- "The good folk of Paris give more money to crippled beggars than whole ones. Le Roi des Thunes sees in that bit of trivia an opportunity to motivate his less-successful employees."
- ―The Marquis de Sade on le Roi des Thunes' rule, 1791.[src]
La Cour des Miracles (English: Court of Miracles) was one of the poorest, most dangerous slums in Paris during the 17th and 18th centuries.
The Court's ironic title refers to the many beggars who faked terrible injuries and diseases to elicit donations, only to be miraculously "cured" when it was time to go home.
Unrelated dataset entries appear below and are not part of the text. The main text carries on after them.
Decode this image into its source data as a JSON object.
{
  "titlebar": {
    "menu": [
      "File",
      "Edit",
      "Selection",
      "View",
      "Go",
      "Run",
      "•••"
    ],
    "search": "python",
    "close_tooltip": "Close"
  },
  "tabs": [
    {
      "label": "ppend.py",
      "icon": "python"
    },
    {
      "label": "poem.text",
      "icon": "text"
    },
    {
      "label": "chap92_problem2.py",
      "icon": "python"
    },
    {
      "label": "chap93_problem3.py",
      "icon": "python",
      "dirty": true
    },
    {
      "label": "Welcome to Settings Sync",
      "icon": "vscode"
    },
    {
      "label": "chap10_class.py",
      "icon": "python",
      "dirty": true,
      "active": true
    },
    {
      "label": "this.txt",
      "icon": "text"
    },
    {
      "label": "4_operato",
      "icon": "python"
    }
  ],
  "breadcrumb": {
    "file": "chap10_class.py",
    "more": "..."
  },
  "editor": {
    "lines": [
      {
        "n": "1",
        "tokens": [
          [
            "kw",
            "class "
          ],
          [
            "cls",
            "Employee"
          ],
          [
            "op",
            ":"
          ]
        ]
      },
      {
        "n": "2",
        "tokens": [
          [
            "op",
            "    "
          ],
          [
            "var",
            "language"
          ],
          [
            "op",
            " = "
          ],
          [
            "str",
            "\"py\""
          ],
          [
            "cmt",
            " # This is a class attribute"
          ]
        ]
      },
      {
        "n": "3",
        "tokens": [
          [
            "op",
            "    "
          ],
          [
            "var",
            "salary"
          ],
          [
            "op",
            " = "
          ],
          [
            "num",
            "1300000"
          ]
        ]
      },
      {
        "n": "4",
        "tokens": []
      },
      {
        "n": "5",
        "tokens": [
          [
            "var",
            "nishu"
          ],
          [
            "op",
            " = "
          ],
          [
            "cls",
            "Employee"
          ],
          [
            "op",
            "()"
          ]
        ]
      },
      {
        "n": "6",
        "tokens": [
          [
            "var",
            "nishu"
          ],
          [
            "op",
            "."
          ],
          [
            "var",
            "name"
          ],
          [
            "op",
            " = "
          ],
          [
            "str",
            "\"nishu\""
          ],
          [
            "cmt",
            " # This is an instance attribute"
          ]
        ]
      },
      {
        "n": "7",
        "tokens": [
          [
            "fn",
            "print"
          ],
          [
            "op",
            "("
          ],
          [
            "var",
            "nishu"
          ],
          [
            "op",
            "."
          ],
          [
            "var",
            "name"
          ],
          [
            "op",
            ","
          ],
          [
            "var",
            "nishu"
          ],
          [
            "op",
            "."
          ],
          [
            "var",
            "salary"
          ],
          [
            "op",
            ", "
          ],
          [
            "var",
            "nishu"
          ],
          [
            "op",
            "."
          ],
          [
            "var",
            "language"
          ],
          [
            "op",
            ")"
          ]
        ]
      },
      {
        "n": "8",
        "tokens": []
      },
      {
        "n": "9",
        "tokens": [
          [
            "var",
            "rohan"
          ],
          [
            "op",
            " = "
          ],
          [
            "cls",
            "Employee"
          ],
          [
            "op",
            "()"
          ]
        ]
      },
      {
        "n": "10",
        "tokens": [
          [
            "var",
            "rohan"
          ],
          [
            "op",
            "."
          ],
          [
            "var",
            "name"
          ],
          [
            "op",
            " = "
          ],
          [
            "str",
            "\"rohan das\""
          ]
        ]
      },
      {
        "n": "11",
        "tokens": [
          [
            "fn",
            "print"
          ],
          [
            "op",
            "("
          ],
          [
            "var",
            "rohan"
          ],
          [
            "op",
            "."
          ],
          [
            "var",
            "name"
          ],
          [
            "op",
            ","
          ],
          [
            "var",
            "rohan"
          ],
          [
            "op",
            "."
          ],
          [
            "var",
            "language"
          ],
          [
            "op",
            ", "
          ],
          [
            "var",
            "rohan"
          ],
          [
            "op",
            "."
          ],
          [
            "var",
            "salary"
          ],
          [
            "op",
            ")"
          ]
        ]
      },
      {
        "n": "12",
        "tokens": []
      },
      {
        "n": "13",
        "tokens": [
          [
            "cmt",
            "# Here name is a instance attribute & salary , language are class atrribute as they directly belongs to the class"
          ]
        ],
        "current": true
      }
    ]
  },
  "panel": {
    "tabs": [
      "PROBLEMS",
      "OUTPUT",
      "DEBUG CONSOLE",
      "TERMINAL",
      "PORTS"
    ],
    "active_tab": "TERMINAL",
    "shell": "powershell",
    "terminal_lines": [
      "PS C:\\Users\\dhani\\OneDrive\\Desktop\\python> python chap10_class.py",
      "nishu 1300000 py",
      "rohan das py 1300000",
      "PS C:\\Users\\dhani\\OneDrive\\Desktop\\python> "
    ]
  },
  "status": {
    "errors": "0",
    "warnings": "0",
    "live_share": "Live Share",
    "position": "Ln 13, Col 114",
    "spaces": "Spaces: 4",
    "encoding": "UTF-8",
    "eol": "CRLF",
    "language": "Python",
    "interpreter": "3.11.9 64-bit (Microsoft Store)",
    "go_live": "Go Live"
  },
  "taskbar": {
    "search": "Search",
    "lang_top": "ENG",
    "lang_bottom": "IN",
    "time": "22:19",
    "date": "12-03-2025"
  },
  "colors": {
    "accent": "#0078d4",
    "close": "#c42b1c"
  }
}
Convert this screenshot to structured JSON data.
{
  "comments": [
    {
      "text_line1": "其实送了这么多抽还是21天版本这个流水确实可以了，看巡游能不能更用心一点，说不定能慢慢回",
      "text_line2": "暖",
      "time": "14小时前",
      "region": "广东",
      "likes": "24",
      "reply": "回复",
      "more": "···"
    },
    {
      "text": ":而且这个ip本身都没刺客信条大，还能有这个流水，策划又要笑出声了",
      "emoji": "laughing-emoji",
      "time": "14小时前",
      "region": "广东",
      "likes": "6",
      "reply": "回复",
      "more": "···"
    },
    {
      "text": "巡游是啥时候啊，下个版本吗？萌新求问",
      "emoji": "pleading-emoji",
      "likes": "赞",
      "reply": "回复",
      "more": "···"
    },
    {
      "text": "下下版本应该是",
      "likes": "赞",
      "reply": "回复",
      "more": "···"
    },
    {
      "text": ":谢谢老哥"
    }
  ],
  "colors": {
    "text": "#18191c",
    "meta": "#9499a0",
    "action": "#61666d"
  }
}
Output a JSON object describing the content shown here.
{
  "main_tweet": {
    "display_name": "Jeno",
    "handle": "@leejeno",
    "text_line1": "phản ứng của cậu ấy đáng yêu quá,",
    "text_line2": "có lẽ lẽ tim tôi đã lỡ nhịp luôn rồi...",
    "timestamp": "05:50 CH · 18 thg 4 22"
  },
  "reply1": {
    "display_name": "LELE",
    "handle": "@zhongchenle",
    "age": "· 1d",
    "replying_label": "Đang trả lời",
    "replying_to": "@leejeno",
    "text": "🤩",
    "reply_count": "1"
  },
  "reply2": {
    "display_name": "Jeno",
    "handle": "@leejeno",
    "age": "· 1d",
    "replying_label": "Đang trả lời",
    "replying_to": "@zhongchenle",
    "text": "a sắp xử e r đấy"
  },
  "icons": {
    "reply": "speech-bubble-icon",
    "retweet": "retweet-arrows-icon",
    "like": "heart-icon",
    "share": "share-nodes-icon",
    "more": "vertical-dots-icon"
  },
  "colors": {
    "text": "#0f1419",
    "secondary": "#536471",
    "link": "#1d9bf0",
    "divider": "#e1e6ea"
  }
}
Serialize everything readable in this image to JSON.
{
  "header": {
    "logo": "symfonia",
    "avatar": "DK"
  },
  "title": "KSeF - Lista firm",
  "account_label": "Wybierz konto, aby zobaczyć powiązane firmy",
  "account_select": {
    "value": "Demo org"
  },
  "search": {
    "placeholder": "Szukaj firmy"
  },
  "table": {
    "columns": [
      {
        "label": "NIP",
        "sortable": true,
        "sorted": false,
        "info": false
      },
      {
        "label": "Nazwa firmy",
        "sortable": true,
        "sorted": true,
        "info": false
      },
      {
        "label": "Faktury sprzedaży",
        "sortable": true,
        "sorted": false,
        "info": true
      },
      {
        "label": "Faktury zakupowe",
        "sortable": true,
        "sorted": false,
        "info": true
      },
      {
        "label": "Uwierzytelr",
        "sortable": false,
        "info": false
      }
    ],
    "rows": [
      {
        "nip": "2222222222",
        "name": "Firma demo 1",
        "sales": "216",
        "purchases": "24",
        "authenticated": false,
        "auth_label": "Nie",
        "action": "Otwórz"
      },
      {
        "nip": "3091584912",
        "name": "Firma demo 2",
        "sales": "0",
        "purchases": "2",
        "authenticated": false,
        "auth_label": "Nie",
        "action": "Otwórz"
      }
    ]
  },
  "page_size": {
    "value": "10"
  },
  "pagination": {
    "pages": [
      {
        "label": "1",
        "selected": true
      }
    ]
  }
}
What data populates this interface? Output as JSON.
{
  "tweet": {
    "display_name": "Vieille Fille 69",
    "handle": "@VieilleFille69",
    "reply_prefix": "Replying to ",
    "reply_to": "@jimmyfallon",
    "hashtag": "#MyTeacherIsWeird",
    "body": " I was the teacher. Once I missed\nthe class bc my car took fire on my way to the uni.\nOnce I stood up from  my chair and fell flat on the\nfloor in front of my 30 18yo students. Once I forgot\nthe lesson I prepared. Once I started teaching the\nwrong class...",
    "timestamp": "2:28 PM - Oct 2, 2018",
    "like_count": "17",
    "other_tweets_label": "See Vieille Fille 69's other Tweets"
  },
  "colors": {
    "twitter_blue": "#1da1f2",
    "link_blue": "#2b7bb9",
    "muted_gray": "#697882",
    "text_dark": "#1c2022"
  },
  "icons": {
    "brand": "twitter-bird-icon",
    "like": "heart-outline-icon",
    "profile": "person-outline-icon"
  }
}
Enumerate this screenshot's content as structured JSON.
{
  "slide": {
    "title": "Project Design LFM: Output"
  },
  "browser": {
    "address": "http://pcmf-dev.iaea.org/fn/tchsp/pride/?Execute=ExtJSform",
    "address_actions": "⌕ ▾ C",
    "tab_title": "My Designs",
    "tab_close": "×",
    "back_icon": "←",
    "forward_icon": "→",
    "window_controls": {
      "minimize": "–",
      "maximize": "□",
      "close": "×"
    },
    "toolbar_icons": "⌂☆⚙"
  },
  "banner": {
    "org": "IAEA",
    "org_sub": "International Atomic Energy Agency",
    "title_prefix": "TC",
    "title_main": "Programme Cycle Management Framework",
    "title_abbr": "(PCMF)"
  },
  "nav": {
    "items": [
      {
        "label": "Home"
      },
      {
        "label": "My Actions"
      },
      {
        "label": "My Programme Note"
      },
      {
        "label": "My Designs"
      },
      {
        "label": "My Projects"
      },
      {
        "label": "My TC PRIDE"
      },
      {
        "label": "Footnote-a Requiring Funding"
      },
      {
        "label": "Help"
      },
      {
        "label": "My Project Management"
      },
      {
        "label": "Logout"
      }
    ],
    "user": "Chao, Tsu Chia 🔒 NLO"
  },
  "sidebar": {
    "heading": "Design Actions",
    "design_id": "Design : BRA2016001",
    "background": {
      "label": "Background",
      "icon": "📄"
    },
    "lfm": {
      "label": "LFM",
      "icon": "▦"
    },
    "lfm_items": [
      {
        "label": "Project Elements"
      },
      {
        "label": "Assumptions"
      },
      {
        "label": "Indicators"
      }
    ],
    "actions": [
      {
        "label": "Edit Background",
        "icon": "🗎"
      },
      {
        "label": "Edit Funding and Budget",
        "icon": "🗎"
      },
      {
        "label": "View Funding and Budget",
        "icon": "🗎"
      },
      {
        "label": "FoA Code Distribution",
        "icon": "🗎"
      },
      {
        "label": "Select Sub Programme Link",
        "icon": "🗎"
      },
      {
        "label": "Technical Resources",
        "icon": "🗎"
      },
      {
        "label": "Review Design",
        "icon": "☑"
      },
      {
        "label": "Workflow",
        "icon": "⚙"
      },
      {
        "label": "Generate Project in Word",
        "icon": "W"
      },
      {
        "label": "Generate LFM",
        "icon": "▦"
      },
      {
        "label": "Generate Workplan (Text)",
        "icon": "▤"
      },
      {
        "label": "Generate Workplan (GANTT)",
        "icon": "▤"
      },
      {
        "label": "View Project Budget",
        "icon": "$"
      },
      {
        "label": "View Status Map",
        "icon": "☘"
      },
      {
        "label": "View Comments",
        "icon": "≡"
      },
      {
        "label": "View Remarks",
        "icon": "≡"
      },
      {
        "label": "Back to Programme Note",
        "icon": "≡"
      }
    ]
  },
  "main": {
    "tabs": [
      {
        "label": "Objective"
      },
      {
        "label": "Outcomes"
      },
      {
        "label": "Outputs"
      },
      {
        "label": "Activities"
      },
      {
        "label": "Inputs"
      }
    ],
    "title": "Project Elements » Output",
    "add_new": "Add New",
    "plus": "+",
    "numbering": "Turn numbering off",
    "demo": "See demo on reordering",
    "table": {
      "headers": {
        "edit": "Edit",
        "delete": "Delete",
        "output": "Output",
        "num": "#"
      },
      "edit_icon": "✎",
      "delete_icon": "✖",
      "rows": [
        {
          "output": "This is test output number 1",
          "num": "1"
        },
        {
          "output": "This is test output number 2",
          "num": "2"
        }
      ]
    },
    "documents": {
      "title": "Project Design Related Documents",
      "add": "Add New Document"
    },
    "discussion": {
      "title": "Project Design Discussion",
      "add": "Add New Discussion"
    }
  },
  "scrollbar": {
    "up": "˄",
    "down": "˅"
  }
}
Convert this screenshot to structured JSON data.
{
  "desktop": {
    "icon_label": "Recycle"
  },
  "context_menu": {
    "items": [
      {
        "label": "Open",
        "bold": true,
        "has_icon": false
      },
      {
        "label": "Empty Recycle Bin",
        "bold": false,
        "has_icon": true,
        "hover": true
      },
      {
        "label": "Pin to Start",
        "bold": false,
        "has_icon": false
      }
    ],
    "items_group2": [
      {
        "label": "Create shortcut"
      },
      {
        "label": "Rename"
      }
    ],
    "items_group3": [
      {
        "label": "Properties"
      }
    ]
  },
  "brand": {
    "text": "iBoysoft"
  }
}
The area's inhabitants lived in a counter-society under a Roi des Thunes, or King of Beggars, to whom they paid tribute, a percentage of what the beggars had earned from kind-hearted citizens.
During the reign of King Louis XIV, the Court's population noticeably increased; by 1777, over one million people were declared beggars by the state. Yet, during the French Revolution, the amount of beggars began to decline.
At the time, the Roi des Thunes was a minor nobleman who joined the Templar Order after assisting in its takeover by François-Thomas Germain. Much of the Court's income was subsequently used to the benefit of the Roi des Thunes' new allies, and if the beggars' tributes were deemed unsatisfactory, they were disfigured to arouse more sympathy.
In January 1791, he was killed by the Assassin Arno Dorian. Following this, the Court fell under the control of the Marquis de Sade, who provided occasional assistance to the Assassins when required. After the Revolution, the slums were demolished by the police force, bringing an end to the Court of Miracles.
- French novelist Victor Hugo references a Cour des Miracles in both Les Misérables and The Hunchback of Notre-Dame.
- In reality, accounts of the Cour des Miracles having a counter-society are believed to have been little more than literary fantasy.